Part Two of a Treelogy
In my fifty-six year old world, I was horrified.
In my six year old world, ‘The Magic Faraway Tree’ burst open new vistas of delight. I was already keen on Enid Blyton. I rewrote and illustrated Noddy stories in my very own six year old’s diary.
But the Faraway Tree? Ooooo.
It was indescribably exciting. Even at that unripe age, I didn’t re-read it, in case I spoiled this book’s impossibly perfect beauty.
In my fifty-six year old world, the bubble burst. No. I didn’t re-read. I watched the dramatised documentary called ‘Enid’. My illusions of enchantment? Scoured and scraped away.
If this movie is true, Enid Blyton was a cruel parent. I’m sorry. I can’t say more. It makes me cry. I don’t know why. Lots of famous male creators are shown to be nasty in their private lives. Why should I be so upset about Enid? I guess she had further to fall in my still-six year old eyes. From the very top of the abundant, wonder-filled tree.
A while back, with a cold that obliged me to slow down, as colds do, I ambled through a local park. Instead of walking straight past a Moreton Bay Fig tree magical beast that lives there, I paused. I walked under its ample canopy, trod lightly along its winding pathway roots, remembered childhood book illustrations of trees housing whole families…and photographed it.
Not to be taken for granted,
It was still enchanted.
And now the book is to be made into a movie. Eeeeee! Holding my breath.

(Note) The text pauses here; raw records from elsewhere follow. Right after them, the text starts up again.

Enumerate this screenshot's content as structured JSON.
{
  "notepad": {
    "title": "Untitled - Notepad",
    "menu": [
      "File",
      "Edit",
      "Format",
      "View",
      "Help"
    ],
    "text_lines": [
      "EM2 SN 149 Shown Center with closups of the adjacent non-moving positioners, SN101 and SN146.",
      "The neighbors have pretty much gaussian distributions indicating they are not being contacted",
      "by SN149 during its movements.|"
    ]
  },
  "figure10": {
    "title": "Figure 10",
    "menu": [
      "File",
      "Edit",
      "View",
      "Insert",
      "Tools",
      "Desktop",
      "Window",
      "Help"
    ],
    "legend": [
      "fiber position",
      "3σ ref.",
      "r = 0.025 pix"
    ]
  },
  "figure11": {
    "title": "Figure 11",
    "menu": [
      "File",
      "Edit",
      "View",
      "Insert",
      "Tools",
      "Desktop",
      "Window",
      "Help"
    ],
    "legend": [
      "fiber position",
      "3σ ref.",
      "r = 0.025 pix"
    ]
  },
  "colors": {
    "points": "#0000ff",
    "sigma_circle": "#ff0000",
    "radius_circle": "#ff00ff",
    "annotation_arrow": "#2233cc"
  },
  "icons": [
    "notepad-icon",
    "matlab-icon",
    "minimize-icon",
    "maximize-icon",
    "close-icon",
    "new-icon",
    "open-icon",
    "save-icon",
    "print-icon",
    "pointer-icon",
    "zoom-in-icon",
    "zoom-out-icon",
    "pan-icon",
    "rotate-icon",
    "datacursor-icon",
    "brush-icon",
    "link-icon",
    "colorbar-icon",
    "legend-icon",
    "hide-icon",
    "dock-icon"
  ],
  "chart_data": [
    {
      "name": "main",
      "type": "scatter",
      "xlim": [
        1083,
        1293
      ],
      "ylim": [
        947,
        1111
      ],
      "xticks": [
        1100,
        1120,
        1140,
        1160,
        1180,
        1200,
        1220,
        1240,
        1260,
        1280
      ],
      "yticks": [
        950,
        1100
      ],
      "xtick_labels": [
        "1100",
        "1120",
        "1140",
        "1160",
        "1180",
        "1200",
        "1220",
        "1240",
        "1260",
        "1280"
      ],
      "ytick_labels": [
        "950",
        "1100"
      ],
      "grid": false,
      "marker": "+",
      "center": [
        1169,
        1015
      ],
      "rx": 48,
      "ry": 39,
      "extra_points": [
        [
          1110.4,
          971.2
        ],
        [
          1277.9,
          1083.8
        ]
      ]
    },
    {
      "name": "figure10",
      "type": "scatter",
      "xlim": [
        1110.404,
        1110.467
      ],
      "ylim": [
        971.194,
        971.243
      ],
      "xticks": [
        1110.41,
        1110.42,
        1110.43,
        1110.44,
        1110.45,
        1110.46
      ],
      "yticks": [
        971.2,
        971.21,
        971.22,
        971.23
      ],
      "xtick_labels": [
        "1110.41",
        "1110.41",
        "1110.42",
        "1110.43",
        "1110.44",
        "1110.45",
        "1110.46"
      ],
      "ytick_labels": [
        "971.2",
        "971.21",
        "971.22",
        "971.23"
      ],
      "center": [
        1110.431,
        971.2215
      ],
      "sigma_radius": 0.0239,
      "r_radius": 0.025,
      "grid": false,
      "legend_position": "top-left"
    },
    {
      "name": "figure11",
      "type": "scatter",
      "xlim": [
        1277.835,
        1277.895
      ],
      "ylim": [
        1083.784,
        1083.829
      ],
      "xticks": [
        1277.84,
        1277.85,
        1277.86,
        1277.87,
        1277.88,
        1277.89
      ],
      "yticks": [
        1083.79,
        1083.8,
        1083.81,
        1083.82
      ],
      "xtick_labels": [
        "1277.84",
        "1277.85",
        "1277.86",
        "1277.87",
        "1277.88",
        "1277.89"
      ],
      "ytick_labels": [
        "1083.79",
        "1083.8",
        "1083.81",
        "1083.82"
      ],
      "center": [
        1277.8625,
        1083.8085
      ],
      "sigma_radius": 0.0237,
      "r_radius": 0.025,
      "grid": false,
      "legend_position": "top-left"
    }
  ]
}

Magic Faraway Tree to be a movie
And here’s a recent tree collage/painting from me to you.